:: Problem ::
Compute how many lines in the records below contain the string "link" and give that number without other output.

__________________________________________________

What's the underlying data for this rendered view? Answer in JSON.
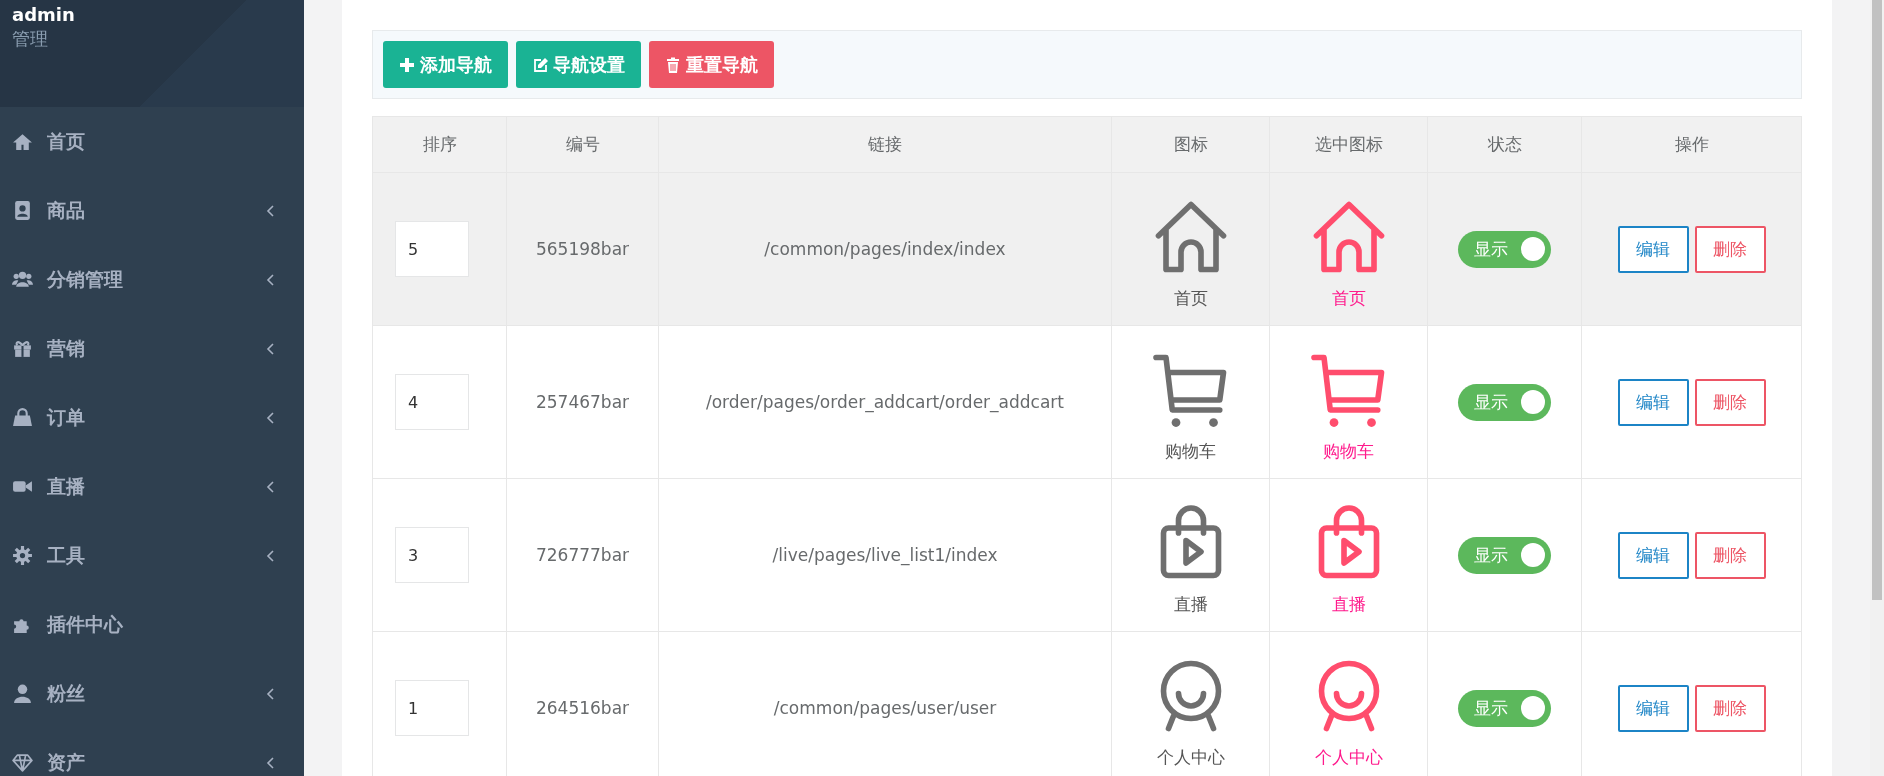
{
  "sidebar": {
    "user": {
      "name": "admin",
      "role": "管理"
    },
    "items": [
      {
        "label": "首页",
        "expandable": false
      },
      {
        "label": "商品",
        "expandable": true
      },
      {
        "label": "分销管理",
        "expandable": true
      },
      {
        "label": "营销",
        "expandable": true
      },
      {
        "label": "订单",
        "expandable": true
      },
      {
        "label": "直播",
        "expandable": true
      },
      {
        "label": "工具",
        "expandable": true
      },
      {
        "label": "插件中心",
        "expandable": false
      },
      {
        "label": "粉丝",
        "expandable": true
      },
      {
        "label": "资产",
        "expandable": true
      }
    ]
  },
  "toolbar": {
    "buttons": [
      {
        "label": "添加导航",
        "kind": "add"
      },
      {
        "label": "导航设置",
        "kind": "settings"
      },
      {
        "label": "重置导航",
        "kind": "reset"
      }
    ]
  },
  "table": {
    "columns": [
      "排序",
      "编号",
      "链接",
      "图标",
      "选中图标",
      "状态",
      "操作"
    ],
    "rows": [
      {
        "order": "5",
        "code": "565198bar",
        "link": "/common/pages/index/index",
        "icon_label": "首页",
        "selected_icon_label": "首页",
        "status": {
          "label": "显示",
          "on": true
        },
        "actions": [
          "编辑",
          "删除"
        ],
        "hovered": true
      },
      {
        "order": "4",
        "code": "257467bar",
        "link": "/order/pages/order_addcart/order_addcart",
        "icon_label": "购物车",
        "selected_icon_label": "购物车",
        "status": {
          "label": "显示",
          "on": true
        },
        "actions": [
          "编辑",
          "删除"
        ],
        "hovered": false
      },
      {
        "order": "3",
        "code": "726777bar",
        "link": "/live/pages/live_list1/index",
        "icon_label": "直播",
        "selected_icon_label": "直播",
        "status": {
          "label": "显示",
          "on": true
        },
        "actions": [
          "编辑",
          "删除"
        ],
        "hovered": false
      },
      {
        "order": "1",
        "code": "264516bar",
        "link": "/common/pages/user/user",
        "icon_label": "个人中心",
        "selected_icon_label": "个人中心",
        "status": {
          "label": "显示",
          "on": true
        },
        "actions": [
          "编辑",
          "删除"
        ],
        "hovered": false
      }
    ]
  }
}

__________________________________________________

:: Exercise result ::
4